Each week I will post some conflict data on this page until I run out of stuff to post.  Unless I get a research assistant to streamline this operation this will go on for a long time.  (If you’re aware of some data set you think I have and you want to have please email me at m.spagat@rhul.ac.uk or put a comment up on the blog.)

The back story is that I’ve been planning for a long time to create a massive data page and then make a grand announcement when it’s done.  But it has finally dawned on me that I will never reach a point when suddenly I have a big bloc of free time to complete this chore.  So I’ve decided to do this project in dribs and drabs until I’m done.

The first installment is now up.  It is event data on the Colombian Conflict, 1988 – 2005.

 

Mystics and Statistics Blogs on the Economics of Warfare

A while back I directed readers to the Mystics and Statistics blog which I continue to recommend.  Mystics and Statistics now returns the favour with interest.  Check out their series of posts on my Economics of Warfare lectures.

I’ve just been dumping these lectures onto my blog without comment.  So you should appreciate the way that Chris Lawrence highlights just a few key moments in each lecture. Chris is a real authority on the quantitative analysis of war (See this, this and this).  Moreover, he operates much more closely to the policy, as opposed to the academic, world than I do.  So his perspective complements mine nicely.
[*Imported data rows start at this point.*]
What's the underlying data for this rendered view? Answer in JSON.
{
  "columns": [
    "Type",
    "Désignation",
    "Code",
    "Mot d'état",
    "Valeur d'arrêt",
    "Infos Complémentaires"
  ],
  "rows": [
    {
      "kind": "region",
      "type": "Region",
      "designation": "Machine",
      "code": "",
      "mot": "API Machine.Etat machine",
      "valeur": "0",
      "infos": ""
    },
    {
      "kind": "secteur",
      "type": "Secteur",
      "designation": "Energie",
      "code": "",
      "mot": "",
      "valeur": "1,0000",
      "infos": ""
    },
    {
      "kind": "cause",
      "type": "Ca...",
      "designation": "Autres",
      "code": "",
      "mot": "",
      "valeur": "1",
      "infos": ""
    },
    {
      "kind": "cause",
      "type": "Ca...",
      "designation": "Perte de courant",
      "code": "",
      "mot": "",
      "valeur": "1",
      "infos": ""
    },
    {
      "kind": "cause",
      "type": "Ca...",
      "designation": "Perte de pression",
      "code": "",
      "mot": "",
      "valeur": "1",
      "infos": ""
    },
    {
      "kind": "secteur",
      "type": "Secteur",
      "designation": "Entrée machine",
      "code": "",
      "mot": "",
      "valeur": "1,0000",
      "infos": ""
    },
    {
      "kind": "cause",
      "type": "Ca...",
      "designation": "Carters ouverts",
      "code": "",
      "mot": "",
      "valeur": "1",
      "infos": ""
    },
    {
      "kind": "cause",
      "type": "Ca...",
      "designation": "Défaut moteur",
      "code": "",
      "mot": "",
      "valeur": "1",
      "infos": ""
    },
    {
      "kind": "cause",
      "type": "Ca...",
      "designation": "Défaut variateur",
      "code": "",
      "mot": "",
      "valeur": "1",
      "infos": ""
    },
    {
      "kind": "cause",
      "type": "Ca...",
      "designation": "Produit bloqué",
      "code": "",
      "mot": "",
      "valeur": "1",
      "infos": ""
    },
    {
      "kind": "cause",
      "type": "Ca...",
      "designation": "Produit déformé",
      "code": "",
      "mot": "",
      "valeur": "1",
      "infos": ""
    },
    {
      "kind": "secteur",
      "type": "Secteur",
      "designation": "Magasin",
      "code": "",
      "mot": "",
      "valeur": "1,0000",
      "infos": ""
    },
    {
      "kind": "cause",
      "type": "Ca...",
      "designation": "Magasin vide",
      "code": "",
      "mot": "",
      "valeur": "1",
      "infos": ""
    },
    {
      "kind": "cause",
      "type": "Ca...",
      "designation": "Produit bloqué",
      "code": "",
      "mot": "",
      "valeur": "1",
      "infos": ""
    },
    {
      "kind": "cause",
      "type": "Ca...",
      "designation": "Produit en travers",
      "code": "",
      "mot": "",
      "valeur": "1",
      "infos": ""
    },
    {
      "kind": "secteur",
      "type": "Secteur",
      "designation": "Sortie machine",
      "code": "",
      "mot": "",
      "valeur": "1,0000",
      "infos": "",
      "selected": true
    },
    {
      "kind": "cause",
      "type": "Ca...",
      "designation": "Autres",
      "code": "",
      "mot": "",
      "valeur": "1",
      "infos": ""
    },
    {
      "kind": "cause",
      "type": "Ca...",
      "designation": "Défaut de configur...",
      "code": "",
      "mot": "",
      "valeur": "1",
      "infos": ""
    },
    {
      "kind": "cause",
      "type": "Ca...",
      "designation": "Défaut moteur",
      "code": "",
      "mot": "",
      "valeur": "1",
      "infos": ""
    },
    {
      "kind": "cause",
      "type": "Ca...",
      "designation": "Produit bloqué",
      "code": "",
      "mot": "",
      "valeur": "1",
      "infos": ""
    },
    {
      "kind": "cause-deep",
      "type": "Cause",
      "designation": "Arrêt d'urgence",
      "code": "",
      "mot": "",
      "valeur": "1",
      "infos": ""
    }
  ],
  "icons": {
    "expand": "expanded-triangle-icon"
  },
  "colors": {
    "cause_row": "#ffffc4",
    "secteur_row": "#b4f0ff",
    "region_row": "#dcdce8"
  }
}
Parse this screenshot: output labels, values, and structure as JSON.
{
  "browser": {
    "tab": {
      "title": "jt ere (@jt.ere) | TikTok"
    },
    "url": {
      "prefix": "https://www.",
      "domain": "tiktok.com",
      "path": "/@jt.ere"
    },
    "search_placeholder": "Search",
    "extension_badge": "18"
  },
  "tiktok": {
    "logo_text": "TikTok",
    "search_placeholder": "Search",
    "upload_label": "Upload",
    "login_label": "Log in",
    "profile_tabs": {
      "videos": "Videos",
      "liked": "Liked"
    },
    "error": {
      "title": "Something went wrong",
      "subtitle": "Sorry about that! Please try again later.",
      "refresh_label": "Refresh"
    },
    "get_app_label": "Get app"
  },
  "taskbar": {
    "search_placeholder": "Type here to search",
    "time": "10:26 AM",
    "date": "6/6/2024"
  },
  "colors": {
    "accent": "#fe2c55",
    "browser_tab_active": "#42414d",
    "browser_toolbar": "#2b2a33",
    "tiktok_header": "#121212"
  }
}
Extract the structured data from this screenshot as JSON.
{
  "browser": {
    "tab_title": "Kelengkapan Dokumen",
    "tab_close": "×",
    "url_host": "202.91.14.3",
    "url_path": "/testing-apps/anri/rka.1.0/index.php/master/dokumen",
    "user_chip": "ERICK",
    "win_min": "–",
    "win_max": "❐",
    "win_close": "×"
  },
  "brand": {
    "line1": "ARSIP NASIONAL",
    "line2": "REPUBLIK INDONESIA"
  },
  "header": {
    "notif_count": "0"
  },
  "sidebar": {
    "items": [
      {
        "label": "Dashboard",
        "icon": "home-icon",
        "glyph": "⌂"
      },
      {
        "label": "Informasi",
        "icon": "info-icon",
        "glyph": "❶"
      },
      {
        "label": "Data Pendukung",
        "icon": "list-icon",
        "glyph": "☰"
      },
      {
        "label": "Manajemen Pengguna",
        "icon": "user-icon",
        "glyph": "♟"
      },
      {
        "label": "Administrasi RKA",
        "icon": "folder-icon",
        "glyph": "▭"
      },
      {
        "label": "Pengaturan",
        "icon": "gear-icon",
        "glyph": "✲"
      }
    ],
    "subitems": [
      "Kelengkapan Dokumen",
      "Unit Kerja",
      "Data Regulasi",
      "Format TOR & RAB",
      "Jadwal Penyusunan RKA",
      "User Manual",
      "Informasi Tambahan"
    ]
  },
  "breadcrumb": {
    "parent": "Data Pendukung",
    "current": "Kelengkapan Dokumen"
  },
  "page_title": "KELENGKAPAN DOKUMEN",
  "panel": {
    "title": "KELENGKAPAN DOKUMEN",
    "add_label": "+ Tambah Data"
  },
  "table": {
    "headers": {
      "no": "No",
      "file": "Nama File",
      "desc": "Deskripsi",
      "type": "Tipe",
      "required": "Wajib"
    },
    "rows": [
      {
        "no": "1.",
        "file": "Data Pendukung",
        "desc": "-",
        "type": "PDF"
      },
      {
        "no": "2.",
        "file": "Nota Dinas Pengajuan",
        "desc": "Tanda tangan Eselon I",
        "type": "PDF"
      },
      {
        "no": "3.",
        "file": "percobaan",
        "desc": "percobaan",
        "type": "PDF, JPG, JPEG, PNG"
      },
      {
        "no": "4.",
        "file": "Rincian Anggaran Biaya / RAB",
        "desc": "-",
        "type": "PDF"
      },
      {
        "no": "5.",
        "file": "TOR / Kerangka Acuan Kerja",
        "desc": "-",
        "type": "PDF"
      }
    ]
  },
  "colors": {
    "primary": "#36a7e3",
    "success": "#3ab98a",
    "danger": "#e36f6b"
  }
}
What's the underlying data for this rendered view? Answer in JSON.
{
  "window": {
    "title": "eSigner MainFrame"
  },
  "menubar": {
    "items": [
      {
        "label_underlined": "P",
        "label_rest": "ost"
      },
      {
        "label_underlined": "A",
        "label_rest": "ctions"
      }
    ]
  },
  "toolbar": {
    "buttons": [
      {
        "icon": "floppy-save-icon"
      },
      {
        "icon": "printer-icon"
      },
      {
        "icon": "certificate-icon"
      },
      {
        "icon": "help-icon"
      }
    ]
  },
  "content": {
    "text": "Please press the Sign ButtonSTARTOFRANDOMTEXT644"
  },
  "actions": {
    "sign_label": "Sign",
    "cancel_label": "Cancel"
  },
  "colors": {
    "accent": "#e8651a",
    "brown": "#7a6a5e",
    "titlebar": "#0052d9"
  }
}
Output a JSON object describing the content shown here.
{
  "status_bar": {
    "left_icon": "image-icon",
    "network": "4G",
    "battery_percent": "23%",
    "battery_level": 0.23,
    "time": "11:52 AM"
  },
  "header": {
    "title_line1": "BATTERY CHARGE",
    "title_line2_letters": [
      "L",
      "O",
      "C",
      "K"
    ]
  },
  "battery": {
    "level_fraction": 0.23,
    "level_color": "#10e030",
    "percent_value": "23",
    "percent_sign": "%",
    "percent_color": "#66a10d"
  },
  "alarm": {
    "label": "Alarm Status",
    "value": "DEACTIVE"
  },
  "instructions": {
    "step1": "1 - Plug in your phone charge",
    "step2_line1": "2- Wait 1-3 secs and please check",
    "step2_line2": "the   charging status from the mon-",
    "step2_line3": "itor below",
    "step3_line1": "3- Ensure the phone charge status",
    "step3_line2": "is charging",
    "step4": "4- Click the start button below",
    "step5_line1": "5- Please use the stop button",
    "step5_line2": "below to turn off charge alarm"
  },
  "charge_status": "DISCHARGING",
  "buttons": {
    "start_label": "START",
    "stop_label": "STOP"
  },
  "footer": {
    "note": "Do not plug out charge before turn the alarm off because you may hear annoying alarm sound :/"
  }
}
Have a look!

PS – I expect to do a lot more blogging now that I’ve stepped down as Head of Department (hurray!)

 

One Last Exchange of Letters in Significance with Nassim Nicholas Taleb

Significance Magazine is now hosting its final-exchange-of-letters on the future of war.  Once again, it is Steven Pinker and I dueling with Nassim Nicholas Taleb and Pasquale Cirillo.  You can judge for yourselves whether the four of us have hit a common groove.

If you feel sad because you have not followed all the twists and turns of this discussion then you should click through these links.

 

The History of Casualty Recording and the Launch of Every Casualty’s Standards for the Field

On Thursday night I was at the London launch (following an earlier one in Geneva) of new standards for the field of casualty recording.

Every Casualty (for which I’m a Board member) and its Casualty Recorders  Network spent years preparing for this moment and it was worth the wait.

Here are the slides from my presentation.

I will link to the podcast of the event when it becomes available.  I will also link to a video of the Geneva event when it appears.  I’m particularly keen to see the video since I wasn’t able to attend the Geneva event..